# Mixing a discrete random variable with continuous random variables

I have a discrete random variable $Y$ with $\mathbb{P}(Y=i) := p_i, i = 1, \dots, n$. Additionally, let $X_1, \dots, X_n$ denote a sequence of random variables which are all independent from $Y$. Now let $Z = X_Y$ be the random variable which occurs when we use $Y$ to choose which of the $X_i$ we use.

My question is: How can this random variable $Z$ be understood or defined? I am not quite sure how to work with this $Z$. One idea of mine would be to intuitively define $$Z = \sum_{i=1}^np_i X_i$$ But when I want to calculate $\mathbb{P}(Z \in A)$ I could also say that $$\mathbb{P}(Z \in A) = \mathbb{P}(\bigcup_{i=1}^n(\{Y=i\} \cap \{X_i \in A\}))=\sum_{i=1}^np_i\mathbb{P}(X_i \in A)$$

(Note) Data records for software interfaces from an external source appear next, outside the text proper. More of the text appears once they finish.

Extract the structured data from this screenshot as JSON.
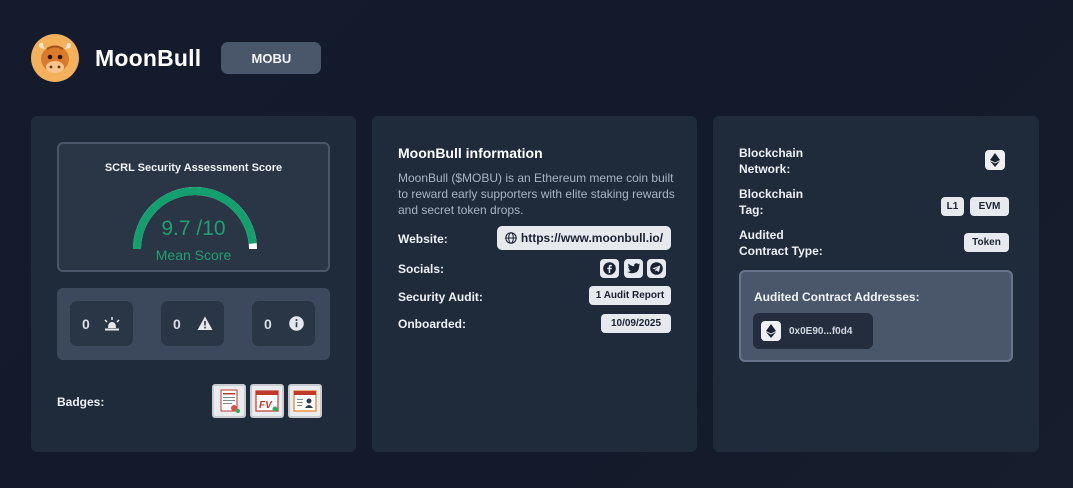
{
  "header": {
    "project_name": "MoonBull",
    "ticker": "MOBU"
  },
  "score_card": {
    "label": "SCRL Security Assessment Score",
    "score": "9.7 /10",
    "score_fraction": 0.97,
    "mean_label": "Mean Score",
    "counts": [
      {
        "value": "0",
        "icon": "alarm-icon"
      },
      {
        "value": "0",
        "icon": "warning-icon"
      },
      {
        "value": "0",
        "icon": "info-icon"
      }
    ],
    "badges_label": "Badges:",
    "badges": [
      "audit-certificate-icon",
      "formal-verification-icon",
      "kyc-icon"
    ],
    "colors": {
      "gauge": "#13a06e",
      "score_text": "#1fa070"
    }
  },
  "info_card": {
    "title": "MoonBull information",
    "description": "MoonBull ($MOBU) is an Ethereum meme coin built to reward early supporters with elite staking rewards and secret token drops.",
    "website_label": "Website:",
    "website_value": "https://www.moonbull.io/",
    "socials_label": "Socials:",
    "socials": [
      "facebook-icon",
      "twitter-icon",
      "telegram-icon"
    ],
    "audit_label": "Security Audit:",
    "audit_value": "1 Audit Report",
    "onboarded_label": "Onboarded:",
    "onboarded_value": "10/09/2025"
  },
  "chain_card": {
    "network_label_1": "Blockchain",
    "network_label_2": "Network:",
    "network_icon": "ethereum-icon",
    "tag_label_1": "Blockchain",
    "tag_label_2": "Tag:",
    "tags": [
      "L1",
      "EVM"
    ],
    "contract_type_label_1": "Audited",
    "contract_type_label_2": "Contract Type:",
    "contract_type_value": "Token",
    "addresses_label": "Audited Contract Addresses:",
    "addresses": [
      "0x0E90...f0d4"
    ]
  }
}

The problem I am having is, I am not sure if the way I am calculating the probabilty of $Z$ can actually follow from the representation of $Z$ as a sum. The way I calculated the probability was also just an intuitive approach. Using the sum representation I would get $$\mathbb{P}(Z\in A) = \mathbb{P}(\sum_{i=1}^np_i X_i \in A)$$ which I could not really directly simplify.

Any help would be appreciated!

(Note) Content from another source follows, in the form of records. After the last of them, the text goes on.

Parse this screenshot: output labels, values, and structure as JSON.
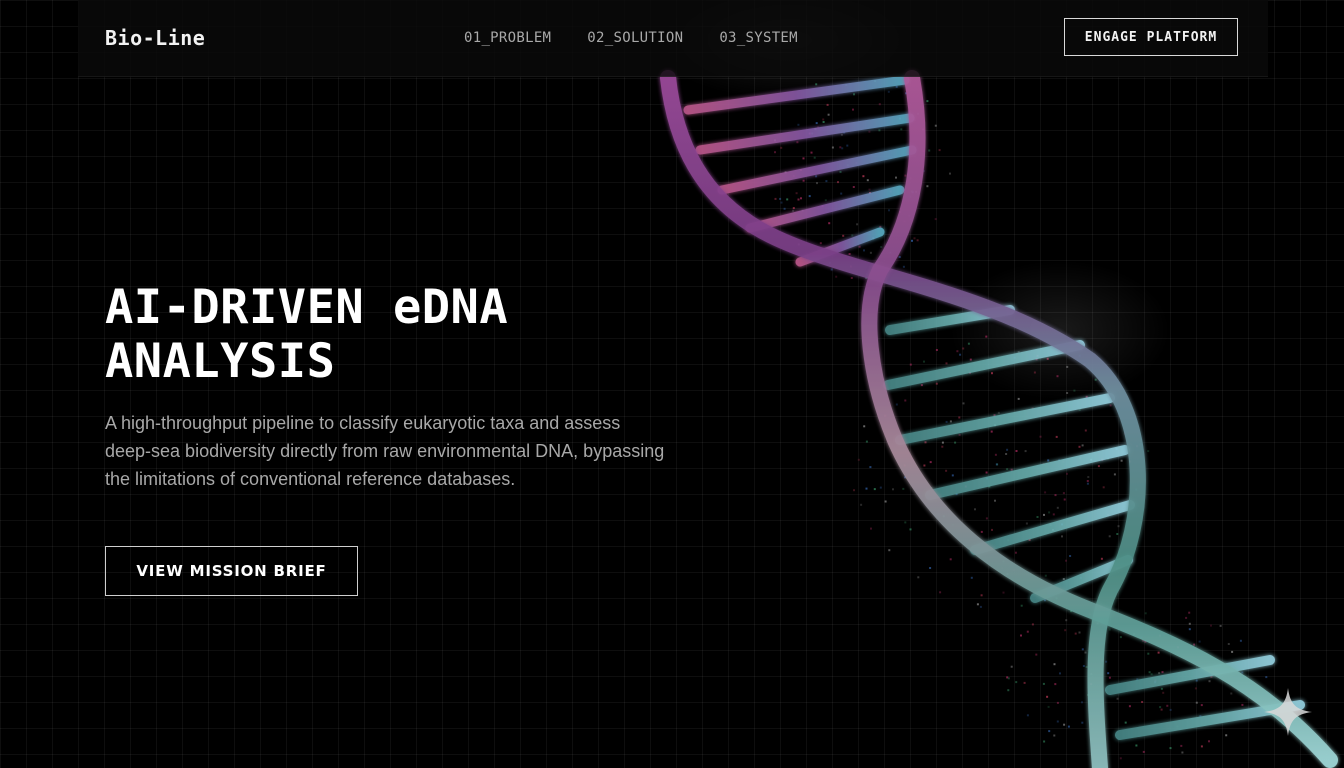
{
  "header": {
    "logo": "Bio-Line",
    "nav": [
      "01_PROBLEM",
      "02_SOLUTION",
      "03_SYSTEM"
    ],
    "cta_label": "ENGAGE PLATFORM"
  },
  "hero": {
    "title_line1": "AI-DRIVEN eDNA",
    "title_line2": "ANALYSIS",
    "description": "A high-throughput pipeline to classify eukaryotic taxa and assess deep-sea biodiversity directly from raw environmental DNA, bypassing the limitations of conventional reference databases.",
    "button_label": "VIEW MISSION BRIEF"
  },
  "decor": {
    "background_color": "#000000",
    "helix_colors": [
      "#8a3a8f",
      "#c45a8a",
      "#3aa0a8",
      "#7fd0e0"
    ],
    "helix_icon": "dna-helix-illustration",
    "corner_icon": "sparkle-icon"
  }
}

The sum $Z = \sum p_i X_i$ is not the same as what you describe in the first paragraph. The definition from the first paragraph could perhaps be written as $$Z = X_Y .$$ Edit: Whoops you do write it in the first paragraph!
To see that this is true, suppose that $Y \sim \mathrm{Bernoulli}\left(\frac12\right)$ and $X_i\sim \mathrm U[i,i]$ (that is, $X_i$ are not random). Then $\sum p_i X_i \sim \mathrm U\left[\frac12,\frac12\right]$ but $X_Y \sim \mathrm{Bernoulli}\left(\frac12\right).$ They can’t both be right. The first line that you wrote for $\mathbb P(Z\in A)$ is consistent with the description in the first paragraph.
• Thanks, that makes sense! So there is no better way to explicitly say what $Z(\omega)$ would be other than saying that $Z(\omega) = X_i (\omega)$ for $Y=i$, $i= 1, \dots, n$. Is this correct? – Jack4t3 Dec 5 '17 at 13:53
• I think the way you described it in the question was better. You could say “let $Y$ be a random variable over $\{1,...,n\}$ and $X_i$ a family of random variables indexes by the same set. Then let $Z=X_Y.$” but depending a little on context, it ought to be ok to just say $Z=X_Y.$ – Dan Robertson Dec 5 '17 at 13:58
Use Total Law of Probability,in the sense that $$P(Z<z) = P(X_1<z|Y=y_1).P(Y=y_1)+\cdots + P(X_n<z|Y= y_n).P(Y=y_n)$$